Last Saturday night the LGBTQ community suffered a tragic loss of 50 people during a targeted shooting at Pulse, a nightclub in downtown Orlando that once served as a safe space. The loss reverberated–and is still reverberating worldwide, through queer communities everywhere, connected through the intricate web of the internet. On Sunday, just one day after the shooting in Orlando, Olympia-based band G.L.O.S.S. released a quick yet commanding EP titled Trans Day of Revenge. While not explicitly pointed at the Orlando shooting, the album’s masterful guitar solos and expediently bellowed lyrics have a clear target–violence: whether it’s a result of “childhood shame / internal blame” (“We Live”) or “killer cops” (“Give Violence A Chance.”)
G.L.O.S.S.–which stands for Girls Living Outside Society’s Shit–has released only one EP prior to Trans Day of Revenge, yet they are far from worried about speaking with authority on their experiences, and by proxy the experiences of other marginalized groups living within the aforementioned shitty society.
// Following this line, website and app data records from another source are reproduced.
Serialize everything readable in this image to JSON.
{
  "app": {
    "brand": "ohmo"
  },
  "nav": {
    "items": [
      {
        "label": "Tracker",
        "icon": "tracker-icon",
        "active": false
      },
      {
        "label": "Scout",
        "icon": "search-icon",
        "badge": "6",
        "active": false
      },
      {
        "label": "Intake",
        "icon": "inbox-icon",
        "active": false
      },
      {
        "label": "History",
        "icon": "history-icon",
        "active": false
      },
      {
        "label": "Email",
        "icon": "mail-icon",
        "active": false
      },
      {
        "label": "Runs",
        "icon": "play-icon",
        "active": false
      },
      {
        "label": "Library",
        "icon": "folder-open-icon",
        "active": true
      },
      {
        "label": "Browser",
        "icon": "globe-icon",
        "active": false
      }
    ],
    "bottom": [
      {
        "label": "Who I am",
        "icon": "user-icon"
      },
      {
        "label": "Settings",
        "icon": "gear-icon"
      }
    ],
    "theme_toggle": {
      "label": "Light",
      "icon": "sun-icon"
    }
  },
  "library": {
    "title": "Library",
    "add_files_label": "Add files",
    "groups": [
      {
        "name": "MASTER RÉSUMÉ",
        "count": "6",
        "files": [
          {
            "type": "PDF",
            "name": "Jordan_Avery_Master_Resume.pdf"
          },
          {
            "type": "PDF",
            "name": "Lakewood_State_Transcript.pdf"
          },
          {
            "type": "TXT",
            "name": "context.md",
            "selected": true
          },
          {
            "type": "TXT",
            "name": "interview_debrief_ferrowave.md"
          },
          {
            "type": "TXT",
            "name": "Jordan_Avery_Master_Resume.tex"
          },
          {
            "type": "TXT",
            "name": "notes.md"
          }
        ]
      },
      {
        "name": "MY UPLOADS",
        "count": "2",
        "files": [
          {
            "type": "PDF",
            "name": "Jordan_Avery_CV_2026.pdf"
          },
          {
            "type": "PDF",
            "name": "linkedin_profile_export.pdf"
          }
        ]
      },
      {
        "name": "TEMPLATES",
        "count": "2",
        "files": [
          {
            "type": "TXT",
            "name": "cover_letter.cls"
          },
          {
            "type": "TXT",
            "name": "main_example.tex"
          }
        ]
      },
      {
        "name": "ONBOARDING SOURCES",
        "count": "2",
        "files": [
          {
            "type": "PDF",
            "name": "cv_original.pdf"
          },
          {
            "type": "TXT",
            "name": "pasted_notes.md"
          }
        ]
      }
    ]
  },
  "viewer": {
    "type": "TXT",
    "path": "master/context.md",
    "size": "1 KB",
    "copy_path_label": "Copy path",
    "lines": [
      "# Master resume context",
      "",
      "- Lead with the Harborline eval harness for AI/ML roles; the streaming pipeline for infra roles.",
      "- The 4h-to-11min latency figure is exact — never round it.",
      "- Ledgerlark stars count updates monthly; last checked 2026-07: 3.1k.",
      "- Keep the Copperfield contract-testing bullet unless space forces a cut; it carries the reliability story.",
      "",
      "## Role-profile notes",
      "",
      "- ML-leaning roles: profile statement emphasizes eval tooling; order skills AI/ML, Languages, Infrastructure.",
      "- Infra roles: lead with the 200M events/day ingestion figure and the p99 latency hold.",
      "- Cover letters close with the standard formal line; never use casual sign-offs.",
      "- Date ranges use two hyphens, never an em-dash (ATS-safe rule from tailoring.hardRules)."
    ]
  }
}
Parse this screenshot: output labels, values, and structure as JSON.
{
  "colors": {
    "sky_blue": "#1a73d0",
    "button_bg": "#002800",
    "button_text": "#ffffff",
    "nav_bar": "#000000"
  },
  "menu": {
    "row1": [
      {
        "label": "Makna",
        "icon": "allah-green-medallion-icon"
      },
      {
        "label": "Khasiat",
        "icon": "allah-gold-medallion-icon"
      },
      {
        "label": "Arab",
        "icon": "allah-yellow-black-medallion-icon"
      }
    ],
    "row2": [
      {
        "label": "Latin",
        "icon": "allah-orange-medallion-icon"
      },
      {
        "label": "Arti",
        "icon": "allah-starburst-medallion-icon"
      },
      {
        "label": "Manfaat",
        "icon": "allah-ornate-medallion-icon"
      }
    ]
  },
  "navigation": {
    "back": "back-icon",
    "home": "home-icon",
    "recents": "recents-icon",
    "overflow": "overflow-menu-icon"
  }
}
Their hardcore sound is just what’s suited to tackle these ever-expanding, all-encompassing issues–just as these injustices never let up, neither does G.L.O.S.S.’ frenzy of electric guitar, vocals, and drums. While their January 2015 release, an eight minute demo of their first tracks, was pointed more at the entrapment known as gender and their experiences of pushing against the binary, Trans Day of Revenge continues this theme, but focuses on pushing back much more forcefully.
Just a quick glance through buyer comments on the album’s bandcamp page indicates how necessary the defiant sound of G.L.O.S.S. really is. Fans rally around the album’s timeliness, claiming it as a source of light. At a time where merely existing as a queer person feels dangerous, G.L.O.S.S.’ repetitive urgency to live is undoubtedly radical.